Search the records below for "power"; copy each line that has it.

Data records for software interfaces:
========

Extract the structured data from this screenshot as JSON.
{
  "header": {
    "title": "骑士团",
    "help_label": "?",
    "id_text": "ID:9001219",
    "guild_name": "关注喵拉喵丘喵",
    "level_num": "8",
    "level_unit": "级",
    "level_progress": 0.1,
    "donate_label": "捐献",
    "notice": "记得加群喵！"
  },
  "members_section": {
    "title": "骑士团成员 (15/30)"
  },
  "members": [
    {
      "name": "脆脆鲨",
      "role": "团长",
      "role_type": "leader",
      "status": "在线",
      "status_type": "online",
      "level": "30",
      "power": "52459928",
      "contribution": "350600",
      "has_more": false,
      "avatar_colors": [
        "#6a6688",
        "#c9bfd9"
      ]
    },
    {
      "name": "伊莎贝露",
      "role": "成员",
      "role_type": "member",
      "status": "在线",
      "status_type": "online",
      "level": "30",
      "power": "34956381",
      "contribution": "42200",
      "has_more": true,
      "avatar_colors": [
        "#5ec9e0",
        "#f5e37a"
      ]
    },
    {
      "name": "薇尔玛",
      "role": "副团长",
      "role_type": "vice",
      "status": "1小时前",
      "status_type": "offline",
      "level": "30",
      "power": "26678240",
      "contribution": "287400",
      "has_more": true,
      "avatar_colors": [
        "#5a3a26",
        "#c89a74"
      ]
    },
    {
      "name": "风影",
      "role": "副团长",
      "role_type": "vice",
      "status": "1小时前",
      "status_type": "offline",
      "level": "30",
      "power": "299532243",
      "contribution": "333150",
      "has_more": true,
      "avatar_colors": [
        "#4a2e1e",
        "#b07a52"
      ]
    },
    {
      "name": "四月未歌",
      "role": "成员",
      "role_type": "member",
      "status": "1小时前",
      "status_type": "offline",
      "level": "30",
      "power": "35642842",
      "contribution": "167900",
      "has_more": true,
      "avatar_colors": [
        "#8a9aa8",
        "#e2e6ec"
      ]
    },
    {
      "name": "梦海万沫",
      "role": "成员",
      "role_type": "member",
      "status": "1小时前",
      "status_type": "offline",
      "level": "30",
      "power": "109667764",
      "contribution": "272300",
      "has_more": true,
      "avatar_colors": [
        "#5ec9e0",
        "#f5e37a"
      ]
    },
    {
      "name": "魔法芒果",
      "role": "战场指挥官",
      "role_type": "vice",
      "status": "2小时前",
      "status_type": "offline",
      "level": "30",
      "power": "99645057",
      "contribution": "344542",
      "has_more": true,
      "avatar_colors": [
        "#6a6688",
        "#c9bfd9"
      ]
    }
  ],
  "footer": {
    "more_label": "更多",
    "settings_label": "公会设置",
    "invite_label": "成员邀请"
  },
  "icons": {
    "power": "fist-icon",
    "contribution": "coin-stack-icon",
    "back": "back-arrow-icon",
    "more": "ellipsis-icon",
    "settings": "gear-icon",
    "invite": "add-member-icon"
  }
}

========

- **Written reply**
      "power": "52459928",
      "power": "34956381",
      "power": "26678240",
      "power": "299532243",
      "power": "35642842",
      "power": "109667764",
      "power": "99645057",
    "power": "fist-icon",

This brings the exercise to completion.